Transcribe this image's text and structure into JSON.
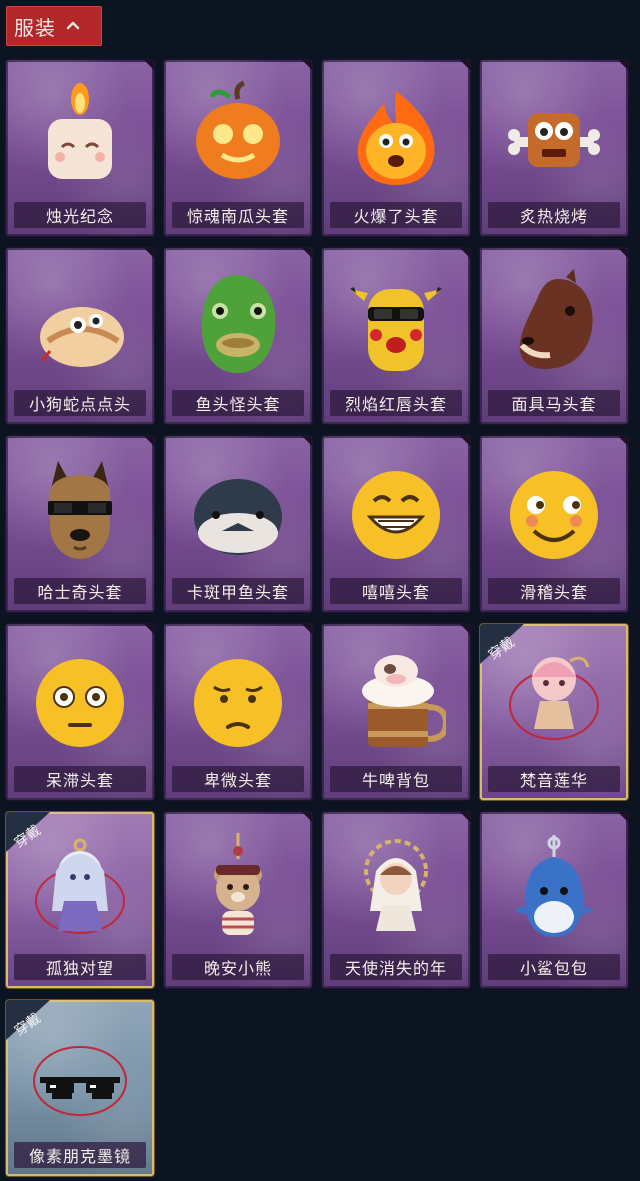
{
  "header": {
    "title": "服装"
  },
  "items": [
    {
      "label": "烛光纪念",
      "icon": "candle-icon",
      "equipped": false
    },
    {
      "label": "惊魂南瓜头套",
      "icon": "pumpkin-icon",
      "equipped": false
    },
    {
      "label": "火爆了头套",
      "icon": "fire-icon",
      "equipped": false
    },
    {
      "label": "炙热烧烤",
      "icon": "bbq-icon",
      "equipped": false
    },
    {
      "label": "小狗蛇点点头",
      "icon": "snake-icon",
      "equipped": false
    },
    {
      "label": "鱼头怪头套",
      "icon": "fish-head-icon",
      "equipped": false
    },
    {
      "label": "烈焰红唇头套",
      "icon": "pikachu-mask-icon",
      "equipped": false
    },
    {
      "label": "面具马头套",
      "icon": "horse-head-icon",
      "equipped": false
    },
    {
      "label": "哈士奇头套",
      "icon": "husky-head-icon",
      "equipped": false
    },
    {
      "label": "卡斑甲鱼头套",
      "icon": "fish-head-icon",
      "equipped": false
    },
    {
      "label": "嘻嘻头套",
      "icon": "grin-emoji-icon",
      "equipped": false
    },
    {
      "label": "滑稽头套",
      "icon": "smirk-emoji-icon",
      "equipped": false
    },
    {
      "label": "呆滞头套",
      "icon": "stunned-emoji-icon",
      "equipped": false
    },
    {
      "label": "卑微头套",
      "icon": "sad-emoji-icon",
      "equipped": false
    },
    {
      "label": "牛啤背包",
      "icon": "beer-backpack-icon",
      "equipped": false
    },
    {
      "label": "梵音莲华",
      "icon": "charm-character-icon",
      "equipped": true,
      "badge": "穿戴"
    },
    {
      "label": "孤独对望",
      "icon": "charm-character-icon",
      "equipped": true,
      "badge": "穿戴"
    },
    {
      "label": "晚安小熊",
      "icon": "bear-charm-icon",
      "equipped": false
    },
    {
      "label": "天使消失的年",
      "icon": "angel-charm-icon",
      "equipped": false
    },
    {
      "label": "小鲨包包",
      "icon": "shark-charm-icon",
      "equipped": false
    },
    {
      "label": "像素朋克墨镜",
      "icon": "pixel-sunglasses-icon",
      "equipped": true,
      "badge": "穿戴"
    }
  ]
}
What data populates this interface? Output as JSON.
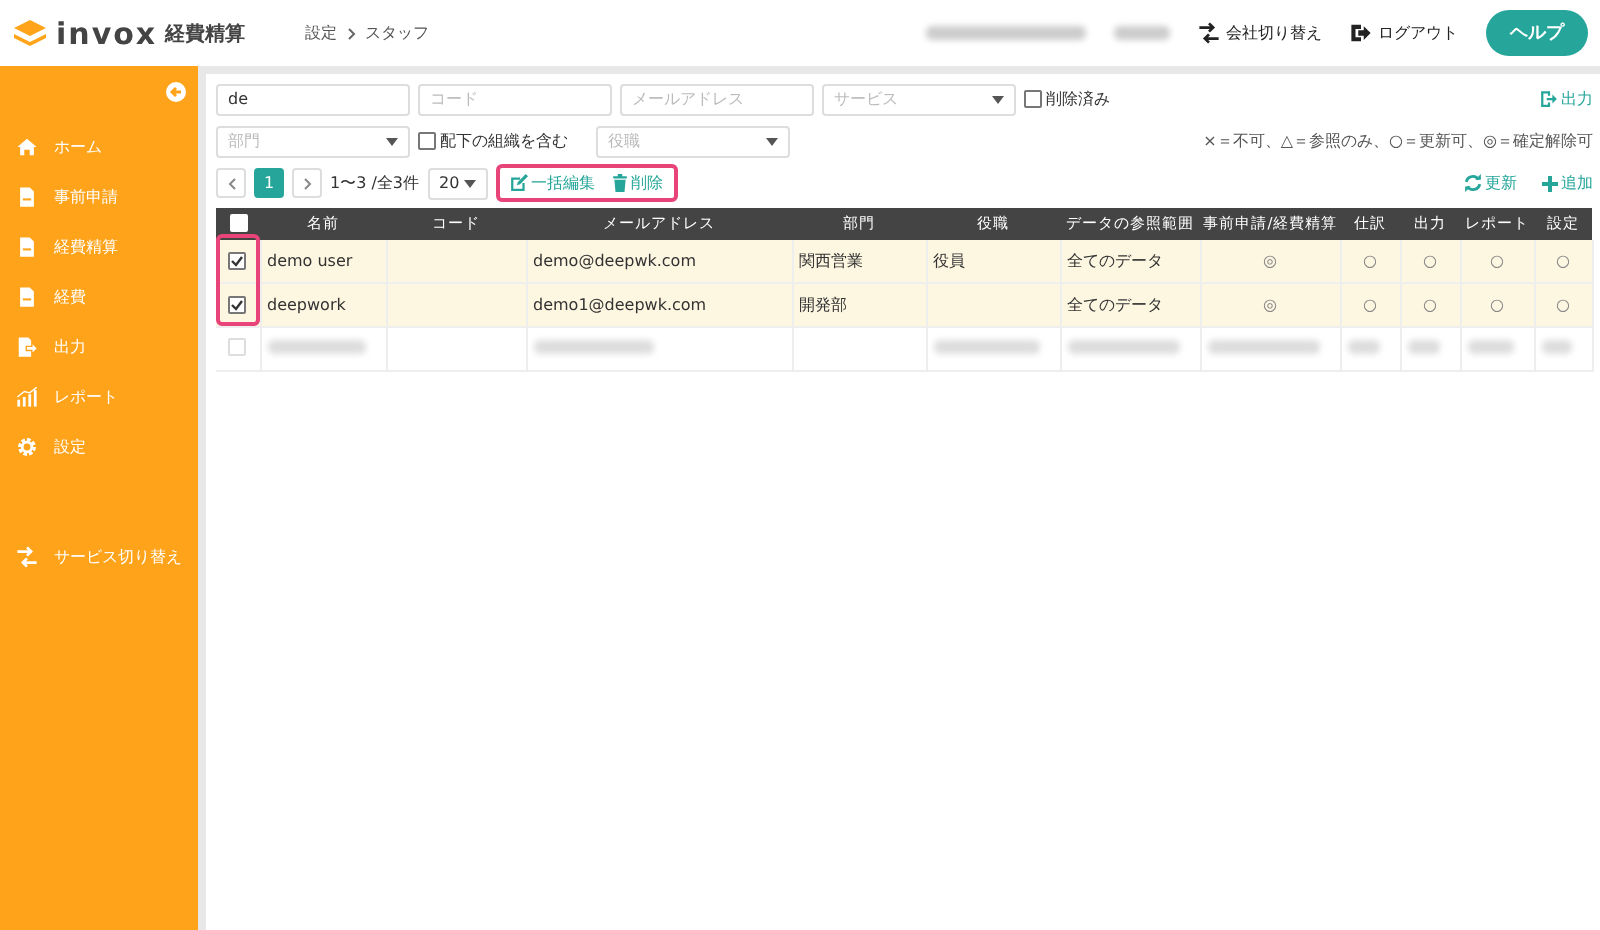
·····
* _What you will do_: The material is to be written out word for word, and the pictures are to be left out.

* _Solution to this task_:
Transcribe this image's text and structure into JSON.
{
  "header": {
    "title": "服装"
  },
  "items": [
    {
      "label": "烛光纪念",
      "icon": "candle-icon",
      "equipped": false
    },
    {
      "label": "惊魂南瓜头套",
      "icon": "pumpkin-icon",
      "equipped": false
    },
    {
      "label": "火爆了头套",
      "icon": "fire-icon",
      "equipped": false
    },
    {
      "label": "炙热烧烤",
      "icon": "bbq-icon",
      "equipped": false
    },
    {
      "label": "小狗蛇点点头",
      "icon": "snake-icon",
      "equipped": false
    },
    {
      "label": "鱼头怪头套",
      "icon": "fish-head-icon",
      "equipped": false
    },
    {
      "label": "烈焰红唇头套",
      "icon": "pikachu-mask-icon",
      "equipped": false
    },
    {
      "label": "面具马头套",
      "icon": "horse-head-icon",
      "equipped": false
    },
    {
      "label": "哈士奇头套",
      "icon": "husky-head-icon",
      "equipped": false
    },
    {
      "label": "卡斑甲鱼头套",
      "icon": "fish-head-icon",
      "equipped": false
    },
    {
      "label": "嘻嘻头套",
      "icon": "grin-emoji-icon",
      "equipped": false
    },
    {
      "label": "滑稽头套",
      "icon": "smirk-emoji-icon",
      "equipped": false
    },
    {
      "label": "呆滞头套",
      "icon": "stunned-emoji-icon",
      "equipped": false
    },
    {
      "label": "卑微头套",
      "icon": "sad-emoji-icon",
      "equipped": false
    },
    {
      "label": "牛啤背包",
      "icon": "beer-backpack-icon",
      "equipped": false
    },
    {
      "label": "梵音莲华",
      "icon": "charm-character-icon",
      "equipped": true,
      "badge": "穿戴"
    },
    {
      "label": "孤独对望",
      "icon": "charm-character-icon",
      "equipped": true,
      "badge": "穿戴"
    },
    {
      "label": "晚安小熊",
      "icon": "bear-charm-icon",
      "equipped": false
    },
    {
      "label": "天使消失的年",
      "icon": "angel-charm-icon",
      "equipped": false
    },
    {
      "label": "小鲨包包",
      "icon": "shark-charm-icon",
      "equipped": false
    },
    {
      "label": "像素朋克墨镜",
      "icon": "pixel-sunglasses-icon",
      "equipped": true,
      "badge": "穿戴"
    }
  ]
}
What data populates this interface? Output as JSON.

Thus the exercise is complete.